● **Task prompt**:
Show all the lines in the data below that include the word "user".

━━━━━━━━━━━━━━━━

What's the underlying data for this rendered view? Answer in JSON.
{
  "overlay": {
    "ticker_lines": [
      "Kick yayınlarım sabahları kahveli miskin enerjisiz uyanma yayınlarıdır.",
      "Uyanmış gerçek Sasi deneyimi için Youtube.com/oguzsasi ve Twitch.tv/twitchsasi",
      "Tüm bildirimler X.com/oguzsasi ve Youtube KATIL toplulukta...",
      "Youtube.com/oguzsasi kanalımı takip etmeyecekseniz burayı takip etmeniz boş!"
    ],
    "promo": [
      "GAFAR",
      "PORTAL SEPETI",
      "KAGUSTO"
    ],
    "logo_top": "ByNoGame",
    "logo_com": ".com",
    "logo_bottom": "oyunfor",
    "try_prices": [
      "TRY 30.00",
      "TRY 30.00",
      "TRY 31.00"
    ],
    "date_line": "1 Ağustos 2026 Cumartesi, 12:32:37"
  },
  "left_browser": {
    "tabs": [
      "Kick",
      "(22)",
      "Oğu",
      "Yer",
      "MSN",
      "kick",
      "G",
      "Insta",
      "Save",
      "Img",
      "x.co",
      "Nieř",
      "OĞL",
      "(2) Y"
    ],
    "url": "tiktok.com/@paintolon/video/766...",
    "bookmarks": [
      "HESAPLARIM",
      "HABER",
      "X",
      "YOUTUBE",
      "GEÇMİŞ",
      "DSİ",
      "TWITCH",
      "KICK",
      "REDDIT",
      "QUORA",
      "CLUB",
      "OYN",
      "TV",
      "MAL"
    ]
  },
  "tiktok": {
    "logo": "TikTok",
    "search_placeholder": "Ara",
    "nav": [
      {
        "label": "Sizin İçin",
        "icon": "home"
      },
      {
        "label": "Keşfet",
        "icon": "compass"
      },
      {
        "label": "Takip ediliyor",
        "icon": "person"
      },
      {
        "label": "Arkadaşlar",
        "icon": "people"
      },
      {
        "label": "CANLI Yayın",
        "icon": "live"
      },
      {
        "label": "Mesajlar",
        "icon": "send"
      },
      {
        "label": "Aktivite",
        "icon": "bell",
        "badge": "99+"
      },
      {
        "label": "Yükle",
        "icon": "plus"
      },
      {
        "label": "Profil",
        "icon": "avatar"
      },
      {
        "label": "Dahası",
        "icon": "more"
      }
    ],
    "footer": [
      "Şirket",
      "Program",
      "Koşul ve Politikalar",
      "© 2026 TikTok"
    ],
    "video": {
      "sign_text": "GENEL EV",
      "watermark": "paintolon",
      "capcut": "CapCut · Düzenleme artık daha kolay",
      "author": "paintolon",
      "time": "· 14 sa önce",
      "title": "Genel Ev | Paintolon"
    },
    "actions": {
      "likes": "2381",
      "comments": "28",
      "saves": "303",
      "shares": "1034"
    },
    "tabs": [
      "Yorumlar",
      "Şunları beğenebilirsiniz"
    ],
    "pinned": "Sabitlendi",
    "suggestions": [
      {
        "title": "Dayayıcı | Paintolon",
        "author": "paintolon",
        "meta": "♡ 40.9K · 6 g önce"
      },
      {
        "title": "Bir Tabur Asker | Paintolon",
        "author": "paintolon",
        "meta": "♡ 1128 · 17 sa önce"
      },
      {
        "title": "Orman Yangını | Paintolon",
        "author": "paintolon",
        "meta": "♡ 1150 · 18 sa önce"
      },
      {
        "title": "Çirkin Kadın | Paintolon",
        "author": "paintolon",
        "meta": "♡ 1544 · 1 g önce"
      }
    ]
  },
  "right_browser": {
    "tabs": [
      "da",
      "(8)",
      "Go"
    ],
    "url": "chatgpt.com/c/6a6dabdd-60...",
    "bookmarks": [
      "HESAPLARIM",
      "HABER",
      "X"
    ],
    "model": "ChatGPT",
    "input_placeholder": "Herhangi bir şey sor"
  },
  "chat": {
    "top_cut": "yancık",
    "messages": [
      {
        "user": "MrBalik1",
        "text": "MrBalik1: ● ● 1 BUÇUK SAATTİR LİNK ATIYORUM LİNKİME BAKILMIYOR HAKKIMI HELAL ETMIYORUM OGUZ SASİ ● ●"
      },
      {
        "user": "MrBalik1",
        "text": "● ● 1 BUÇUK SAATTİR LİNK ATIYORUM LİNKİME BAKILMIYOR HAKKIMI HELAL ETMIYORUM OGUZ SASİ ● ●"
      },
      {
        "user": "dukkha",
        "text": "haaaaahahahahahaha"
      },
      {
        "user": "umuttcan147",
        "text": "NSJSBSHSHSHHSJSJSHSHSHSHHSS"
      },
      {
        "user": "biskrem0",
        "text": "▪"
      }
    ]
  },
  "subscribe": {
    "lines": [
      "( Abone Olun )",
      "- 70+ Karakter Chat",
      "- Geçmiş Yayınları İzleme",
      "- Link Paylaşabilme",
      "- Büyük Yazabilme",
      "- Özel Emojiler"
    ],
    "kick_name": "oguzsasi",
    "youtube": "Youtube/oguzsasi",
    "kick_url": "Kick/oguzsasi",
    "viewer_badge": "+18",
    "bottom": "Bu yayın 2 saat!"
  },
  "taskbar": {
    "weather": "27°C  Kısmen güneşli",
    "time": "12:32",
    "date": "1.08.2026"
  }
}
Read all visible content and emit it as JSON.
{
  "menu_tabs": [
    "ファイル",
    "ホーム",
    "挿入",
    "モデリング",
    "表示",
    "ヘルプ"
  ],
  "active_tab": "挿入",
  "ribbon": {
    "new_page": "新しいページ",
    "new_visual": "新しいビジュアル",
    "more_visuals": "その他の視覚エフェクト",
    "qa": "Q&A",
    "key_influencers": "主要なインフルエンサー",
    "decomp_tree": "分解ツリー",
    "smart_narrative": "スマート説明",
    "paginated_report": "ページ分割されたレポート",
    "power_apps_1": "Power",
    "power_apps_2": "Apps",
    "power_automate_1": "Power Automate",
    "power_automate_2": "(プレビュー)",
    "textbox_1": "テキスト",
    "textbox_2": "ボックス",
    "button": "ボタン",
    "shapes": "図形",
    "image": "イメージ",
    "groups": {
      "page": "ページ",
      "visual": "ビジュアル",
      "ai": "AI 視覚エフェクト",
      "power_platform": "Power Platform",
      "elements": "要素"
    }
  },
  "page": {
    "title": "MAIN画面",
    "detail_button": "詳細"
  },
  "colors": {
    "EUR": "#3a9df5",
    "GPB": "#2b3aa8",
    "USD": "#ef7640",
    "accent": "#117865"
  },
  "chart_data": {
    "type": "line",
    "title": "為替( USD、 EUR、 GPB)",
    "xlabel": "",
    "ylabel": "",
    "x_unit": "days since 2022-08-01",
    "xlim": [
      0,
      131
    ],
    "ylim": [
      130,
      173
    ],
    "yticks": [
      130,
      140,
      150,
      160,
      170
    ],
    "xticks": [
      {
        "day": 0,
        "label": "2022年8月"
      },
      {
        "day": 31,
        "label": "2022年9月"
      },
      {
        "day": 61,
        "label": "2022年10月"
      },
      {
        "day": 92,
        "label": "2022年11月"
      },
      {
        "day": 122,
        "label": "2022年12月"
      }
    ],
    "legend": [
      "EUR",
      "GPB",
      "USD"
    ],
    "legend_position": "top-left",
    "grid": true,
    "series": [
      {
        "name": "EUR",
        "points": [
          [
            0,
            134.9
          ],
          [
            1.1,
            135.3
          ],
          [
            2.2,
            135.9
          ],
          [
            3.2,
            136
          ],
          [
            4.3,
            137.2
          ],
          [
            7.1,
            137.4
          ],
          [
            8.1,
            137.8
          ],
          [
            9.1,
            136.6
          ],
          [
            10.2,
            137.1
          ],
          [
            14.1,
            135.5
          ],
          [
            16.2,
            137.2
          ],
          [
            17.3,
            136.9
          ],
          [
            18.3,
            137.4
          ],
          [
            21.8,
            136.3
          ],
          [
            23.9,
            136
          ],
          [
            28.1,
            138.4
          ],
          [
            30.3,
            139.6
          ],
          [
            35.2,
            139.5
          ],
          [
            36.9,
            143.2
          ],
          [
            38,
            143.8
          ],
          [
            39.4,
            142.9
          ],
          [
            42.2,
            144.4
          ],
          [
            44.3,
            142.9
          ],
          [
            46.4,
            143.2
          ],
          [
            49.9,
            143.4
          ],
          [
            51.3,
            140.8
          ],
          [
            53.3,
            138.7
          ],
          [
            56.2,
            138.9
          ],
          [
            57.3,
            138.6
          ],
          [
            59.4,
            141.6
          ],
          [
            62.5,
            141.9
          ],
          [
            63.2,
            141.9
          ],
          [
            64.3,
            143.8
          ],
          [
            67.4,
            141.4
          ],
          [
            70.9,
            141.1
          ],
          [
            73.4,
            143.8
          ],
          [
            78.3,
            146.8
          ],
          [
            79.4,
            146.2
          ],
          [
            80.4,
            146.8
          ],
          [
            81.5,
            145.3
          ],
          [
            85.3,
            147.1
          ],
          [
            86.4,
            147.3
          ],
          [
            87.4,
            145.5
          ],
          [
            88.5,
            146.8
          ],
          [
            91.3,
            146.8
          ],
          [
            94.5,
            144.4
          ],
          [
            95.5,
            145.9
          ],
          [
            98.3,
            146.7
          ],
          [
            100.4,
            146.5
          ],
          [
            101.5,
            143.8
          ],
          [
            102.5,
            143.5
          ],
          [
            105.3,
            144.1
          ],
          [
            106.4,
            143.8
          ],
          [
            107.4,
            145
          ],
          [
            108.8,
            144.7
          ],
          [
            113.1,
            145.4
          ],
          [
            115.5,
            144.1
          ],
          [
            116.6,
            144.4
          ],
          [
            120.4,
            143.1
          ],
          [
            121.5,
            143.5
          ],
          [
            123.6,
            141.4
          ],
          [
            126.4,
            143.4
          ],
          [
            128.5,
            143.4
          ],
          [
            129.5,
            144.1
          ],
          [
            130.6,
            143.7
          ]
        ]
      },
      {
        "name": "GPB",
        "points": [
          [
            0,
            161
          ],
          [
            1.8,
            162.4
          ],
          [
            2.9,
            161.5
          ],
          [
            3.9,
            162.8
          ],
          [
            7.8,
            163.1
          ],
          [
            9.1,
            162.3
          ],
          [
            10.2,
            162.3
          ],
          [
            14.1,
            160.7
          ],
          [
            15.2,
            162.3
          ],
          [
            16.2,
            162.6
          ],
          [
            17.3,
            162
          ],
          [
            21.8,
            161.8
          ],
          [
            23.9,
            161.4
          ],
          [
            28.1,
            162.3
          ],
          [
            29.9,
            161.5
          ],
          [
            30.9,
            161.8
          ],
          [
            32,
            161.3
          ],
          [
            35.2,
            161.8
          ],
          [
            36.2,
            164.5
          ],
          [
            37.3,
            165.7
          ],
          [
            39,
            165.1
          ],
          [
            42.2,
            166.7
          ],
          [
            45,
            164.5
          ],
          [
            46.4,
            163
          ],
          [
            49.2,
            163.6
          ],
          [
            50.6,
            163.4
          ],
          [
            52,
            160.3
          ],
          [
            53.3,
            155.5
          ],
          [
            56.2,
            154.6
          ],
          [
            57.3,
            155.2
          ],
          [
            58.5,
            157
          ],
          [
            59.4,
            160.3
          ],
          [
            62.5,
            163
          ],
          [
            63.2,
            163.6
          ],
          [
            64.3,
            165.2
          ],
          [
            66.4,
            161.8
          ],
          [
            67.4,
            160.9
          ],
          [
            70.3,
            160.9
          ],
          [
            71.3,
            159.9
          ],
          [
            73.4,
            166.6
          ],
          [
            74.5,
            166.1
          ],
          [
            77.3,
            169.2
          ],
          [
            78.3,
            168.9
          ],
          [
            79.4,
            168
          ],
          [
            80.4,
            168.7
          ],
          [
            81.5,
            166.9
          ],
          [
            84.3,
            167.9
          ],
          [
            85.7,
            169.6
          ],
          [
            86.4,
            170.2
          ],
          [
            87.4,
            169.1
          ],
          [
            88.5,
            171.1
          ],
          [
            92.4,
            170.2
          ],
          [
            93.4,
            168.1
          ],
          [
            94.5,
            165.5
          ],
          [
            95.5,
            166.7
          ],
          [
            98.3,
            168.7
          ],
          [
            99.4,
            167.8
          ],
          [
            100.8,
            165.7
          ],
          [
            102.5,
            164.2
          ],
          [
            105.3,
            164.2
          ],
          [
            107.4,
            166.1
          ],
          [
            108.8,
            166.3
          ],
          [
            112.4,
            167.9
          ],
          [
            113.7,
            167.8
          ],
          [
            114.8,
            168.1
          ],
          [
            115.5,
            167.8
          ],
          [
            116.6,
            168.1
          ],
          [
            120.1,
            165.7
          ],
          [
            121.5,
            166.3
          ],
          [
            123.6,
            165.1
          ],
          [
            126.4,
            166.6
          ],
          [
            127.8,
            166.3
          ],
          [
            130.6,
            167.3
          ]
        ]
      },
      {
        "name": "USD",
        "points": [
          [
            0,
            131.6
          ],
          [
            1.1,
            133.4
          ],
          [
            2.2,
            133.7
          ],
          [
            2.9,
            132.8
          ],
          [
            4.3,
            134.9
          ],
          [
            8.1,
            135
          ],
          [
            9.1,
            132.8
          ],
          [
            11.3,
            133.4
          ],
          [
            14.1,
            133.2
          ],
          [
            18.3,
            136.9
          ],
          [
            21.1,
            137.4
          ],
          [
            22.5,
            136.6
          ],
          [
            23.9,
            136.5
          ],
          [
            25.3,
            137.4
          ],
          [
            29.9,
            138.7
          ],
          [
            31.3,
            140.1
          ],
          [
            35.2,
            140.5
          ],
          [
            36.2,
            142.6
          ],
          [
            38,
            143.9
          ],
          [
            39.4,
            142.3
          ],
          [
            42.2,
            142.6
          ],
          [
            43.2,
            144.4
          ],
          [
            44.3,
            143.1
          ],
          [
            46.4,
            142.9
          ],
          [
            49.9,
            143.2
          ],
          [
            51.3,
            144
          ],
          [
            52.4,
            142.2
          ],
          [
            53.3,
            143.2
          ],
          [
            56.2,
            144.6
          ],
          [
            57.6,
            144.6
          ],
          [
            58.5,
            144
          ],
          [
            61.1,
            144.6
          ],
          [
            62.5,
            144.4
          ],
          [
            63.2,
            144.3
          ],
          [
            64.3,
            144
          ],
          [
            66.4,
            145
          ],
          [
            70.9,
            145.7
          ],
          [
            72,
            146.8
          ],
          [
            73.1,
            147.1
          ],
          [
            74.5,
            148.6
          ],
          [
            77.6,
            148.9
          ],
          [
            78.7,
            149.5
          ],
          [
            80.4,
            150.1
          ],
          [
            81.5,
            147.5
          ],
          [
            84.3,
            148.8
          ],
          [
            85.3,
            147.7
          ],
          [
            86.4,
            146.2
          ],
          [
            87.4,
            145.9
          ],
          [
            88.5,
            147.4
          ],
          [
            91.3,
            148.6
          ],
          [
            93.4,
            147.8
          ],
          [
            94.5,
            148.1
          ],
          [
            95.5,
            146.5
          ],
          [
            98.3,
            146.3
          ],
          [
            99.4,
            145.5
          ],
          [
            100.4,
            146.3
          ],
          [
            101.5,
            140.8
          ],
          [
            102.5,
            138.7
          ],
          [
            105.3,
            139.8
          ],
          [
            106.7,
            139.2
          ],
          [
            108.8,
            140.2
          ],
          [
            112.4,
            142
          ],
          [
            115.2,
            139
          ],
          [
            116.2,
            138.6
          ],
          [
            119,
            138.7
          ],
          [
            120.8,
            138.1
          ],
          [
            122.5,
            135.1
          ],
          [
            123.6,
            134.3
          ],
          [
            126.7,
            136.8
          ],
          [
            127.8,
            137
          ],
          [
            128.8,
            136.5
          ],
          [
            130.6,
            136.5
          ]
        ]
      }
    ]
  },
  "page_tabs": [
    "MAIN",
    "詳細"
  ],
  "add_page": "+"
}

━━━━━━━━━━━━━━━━

● **Reply to the exercise**:
        "user": "MrBalik1",
        "user": "MrBalik1",
        "user": "dukkha",
        "user": "umuttcan147",
        "user": "biskrem0",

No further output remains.